The Nuclear Regulatory Commission has denied a suit filed by the group Friends of the Earth to require a license amendment before the NRC considers a plan to restart it. The amendment would have required public hearings.

San Onofre has been shut down since January, after a small radioactive leak was discovered in the newly installed steam generators.

The NRC, however, did not reject the idea of a license amendment altogether. Rather, it passed the matter on to the Atomic Licensing Board.


Damon Moglen of Friends of the Earth said the NRC left the door open to reconsidering the issue if a restart of San Onofre becomes imminent.

In the meantime, NRC chair Allison Macfarlane cited the concerns of communities around San Onofre in her address to nuclear industry leaders in Georgia earlier this week.

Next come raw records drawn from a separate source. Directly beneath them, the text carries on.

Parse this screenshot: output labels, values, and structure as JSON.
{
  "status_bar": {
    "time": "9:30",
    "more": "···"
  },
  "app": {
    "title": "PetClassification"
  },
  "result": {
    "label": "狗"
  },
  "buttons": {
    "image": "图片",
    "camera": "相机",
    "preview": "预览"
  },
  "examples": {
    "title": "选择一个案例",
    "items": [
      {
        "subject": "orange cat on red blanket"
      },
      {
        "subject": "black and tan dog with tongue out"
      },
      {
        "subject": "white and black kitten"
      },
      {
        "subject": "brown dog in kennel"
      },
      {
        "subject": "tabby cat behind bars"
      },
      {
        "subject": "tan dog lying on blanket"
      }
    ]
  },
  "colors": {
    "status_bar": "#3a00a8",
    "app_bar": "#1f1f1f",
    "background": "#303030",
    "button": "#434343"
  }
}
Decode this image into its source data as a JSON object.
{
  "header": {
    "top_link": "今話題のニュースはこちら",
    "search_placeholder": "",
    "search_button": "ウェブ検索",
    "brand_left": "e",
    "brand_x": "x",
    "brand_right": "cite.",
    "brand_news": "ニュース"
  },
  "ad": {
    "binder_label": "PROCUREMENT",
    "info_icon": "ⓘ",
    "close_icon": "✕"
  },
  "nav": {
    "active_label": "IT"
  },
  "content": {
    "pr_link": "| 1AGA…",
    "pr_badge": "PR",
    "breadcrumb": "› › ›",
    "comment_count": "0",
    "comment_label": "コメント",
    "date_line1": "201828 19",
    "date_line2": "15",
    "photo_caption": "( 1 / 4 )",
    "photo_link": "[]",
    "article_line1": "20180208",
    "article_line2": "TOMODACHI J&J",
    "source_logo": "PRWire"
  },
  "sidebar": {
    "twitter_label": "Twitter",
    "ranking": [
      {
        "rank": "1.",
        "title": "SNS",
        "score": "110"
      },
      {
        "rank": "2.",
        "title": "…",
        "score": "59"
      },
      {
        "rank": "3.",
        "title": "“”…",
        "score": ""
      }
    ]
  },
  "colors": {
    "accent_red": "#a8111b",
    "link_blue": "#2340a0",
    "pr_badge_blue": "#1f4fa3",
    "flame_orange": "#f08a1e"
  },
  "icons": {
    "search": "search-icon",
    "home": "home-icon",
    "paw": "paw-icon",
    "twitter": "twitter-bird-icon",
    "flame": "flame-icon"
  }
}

Del Mar, Encinitas and Solana Beach are among several cities that have written letters to the NRC about their concerns over San Onofre.

“I believe it is incumbent upon us to communicate transparently with these groups and policy makers," Macfarlane said, "and listen to their concerns.”

Macfarlane also said Southern California Edison is ultimately responsible, even for mistakes made by subcontractors like Mitsubishi, whose design errors led to the problems at San Onofre.


“The licensee is ultimately responsible for the work done by their vendors and contractors to ensure that they meet out quality assurance requirements,” Macfarlane said.

The NRC will hold another public meeting with Edison next Friday in Dana Point.

At the meeting, officials will discuss Edison's efforts to pin down the cause of the leak in the steam generators, and the company's request to restart Unit Two at lower power.